  2. Yeah, except you spelled both "Fafhrd" and the "Gray" Mouser wrong every single time... And it's more of a Jungian thing with the Twain's "basement mind", but whatever.

    And Howard doesn't need to foreshadow that Conan will be king of Aquilonia.. He IS the king of Aquilonia in the first Conan tale REH wrote...

  3. Aside from that, nice insights (sorry for the rant, but I had to). This is why I have a mild dislike for REH's work in general, and Conan in particular. He's always beating the Barbarism vs. Civilization drum, and his conclusions are questionable at best.

  4. I always interpreted Conan's 'destiny' as just meaning 'I, your narrator, have read the whole thing and know how it ends' - perhaps because of the 'know then, O Prince...' passage that implies the stories are retold history.
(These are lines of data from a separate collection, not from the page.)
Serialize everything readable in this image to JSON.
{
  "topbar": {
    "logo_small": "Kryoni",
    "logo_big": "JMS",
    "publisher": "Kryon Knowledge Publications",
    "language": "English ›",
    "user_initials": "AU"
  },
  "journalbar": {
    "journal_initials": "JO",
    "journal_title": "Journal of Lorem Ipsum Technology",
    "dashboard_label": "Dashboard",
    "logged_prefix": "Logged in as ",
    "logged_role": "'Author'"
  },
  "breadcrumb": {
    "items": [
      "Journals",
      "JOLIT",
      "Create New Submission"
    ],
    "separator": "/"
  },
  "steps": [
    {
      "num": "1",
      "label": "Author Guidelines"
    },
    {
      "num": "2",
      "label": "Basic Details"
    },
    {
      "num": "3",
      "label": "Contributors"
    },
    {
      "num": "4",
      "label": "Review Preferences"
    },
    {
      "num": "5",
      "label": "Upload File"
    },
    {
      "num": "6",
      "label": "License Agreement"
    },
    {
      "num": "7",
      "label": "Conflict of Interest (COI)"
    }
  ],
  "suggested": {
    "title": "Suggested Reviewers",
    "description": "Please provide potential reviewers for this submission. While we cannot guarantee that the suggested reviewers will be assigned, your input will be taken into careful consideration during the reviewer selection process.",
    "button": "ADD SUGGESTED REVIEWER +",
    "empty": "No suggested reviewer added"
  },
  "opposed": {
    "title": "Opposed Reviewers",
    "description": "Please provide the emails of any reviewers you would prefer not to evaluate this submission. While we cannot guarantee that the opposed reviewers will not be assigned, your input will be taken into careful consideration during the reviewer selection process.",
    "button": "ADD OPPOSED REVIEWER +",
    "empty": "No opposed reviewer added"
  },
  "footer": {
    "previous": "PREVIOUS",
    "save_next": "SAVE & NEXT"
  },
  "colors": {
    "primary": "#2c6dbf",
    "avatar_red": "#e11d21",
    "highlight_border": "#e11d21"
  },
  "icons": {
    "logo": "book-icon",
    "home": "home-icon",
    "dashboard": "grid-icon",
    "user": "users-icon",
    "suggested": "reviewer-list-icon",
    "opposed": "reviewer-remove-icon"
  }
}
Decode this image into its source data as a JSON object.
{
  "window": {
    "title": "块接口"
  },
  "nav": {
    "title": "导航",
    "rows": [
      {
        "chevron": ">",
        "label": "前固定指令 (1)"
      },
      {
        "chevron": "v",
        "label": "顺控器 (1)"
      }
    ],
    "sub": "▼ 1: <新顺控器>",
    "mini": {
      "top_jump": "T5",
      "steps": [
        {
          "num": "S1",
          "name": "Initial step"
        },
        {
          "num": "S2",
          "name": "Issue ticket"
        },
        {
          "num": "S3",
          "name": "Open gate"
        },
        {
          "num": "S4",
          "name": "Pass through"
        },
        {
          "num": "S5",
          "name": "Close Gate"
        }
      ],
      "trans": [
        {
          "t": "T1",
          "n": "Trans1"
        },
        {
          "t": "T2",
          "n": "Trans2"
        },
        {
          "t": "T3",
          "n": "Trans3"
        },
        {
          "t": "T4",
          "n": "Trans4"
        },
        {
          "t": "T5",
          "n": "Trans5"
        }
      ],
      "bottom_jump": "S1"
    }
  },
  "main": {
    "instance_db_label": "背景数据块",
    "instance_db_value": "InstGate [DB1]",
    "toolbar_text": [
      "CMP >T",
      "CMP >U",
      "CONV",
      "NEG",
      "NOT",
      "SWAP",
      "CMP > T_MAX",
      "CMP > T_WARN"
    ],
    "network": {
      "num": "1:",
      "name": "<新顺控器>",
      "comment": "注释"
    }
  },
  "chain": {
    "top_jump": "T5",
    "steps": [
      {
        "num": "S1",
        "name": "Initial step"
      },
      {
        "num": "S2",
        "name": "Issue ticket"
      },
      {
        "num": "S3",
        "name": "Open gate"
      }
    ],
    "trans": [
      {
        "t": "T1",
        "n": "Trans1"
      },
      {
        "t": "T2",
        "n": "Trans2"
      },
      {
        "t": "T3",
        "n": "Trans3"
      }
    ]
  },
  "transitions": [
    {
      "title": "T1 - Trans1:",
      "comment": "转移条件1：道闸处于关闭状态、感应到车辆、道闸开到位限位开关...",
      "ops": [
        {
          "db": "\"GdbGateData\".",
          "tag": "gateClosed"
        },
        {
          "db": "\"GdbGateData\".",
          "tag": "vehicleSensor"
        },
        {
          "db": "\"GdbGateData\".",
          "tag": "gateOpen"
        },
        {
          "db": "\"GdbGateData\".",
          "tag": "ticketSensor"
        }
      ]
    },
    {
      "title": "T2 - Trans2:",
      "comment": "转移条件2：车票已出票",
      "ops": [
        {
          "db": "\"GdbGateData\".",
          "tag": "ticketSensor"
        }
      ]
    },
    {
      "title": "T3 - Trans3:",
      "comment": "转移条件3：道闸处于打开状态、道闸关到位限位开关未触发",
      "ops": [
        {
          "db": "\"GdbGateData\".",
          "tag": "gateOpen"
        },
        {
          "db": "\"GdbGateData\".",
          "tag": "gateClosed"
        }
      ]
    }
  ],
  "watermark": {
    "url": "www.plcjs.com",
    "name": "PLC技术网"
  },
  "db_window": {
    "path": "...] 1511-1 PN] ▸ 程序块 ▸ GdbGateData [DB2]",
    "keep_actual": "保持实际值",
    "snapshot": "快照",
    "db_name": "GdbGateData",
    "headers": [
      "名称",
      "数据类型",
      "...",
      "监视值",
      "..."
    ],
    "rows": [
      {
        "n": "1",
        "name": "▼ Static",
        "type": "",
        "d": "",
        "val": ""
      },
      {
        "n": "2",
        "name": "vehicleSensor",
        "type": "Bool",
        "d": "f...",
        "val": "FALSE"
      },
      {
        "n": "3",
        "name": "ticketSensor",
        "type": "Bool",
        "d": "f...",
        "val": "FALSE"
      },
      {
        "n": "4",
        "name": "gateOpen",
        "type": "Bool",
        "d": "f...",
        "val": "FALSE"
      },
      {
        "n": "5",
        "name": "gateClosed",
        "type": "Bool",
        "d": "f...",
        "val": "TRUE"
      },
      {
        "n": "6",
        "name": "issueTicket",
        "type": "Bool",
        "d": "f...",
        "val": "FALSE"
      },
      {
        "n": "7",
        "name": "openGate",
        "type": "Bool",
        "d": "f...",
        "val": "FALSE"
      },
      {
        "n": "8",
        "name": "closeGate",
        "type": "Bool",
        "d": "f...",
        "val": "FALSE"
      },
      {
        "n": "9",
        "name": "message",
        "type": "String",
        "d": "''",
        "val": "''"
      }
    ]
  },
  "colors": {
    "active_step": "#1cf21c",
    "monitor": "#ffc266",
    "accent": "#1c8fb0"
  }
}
  5. anarchist: that's definitely possible -- I wish I could find the exact couple of passages I remember about the destiny.

  6. I doubt you'll find anything about destiny in Howard's original stories (as opposed to the deCamp/Carter and later pastiches). Did Howard's Conan ever encounter a prophet foretelling his high destiny, or have some cult believer intercede to help him? I don't recall anything like that. Howard's Conan stories are full of lucky escapes, even matches, and the vagaries of chance. More to the point, there's no indication that Conan's ascension to the throne brought about any particular end or historical change; he just became the new boss, same as the old boss. Conan didn't have a "destiny" to become king; he simply had the ability and will to bump off his predecessor.

  7. None of which comes as a surprise given the postmodern despair that undergirds both sets of tales (and most of the rest of 20th century fiction).

  8. There are many characters who believe in destiny within the chronicles of Conan. In fact, Conan sits on the throne (again) because of a slave girl named Zenobia who helped him escape Nemedia. She fell in love with Conan the first time she saw him, years before when she was the daughter of a noble and he had visited Belverus. Conan rewards her by making her Queen. I recall reading that Robert E Howard felt he was writing about events that had already happened. This story was published last, before his suicide at age 30.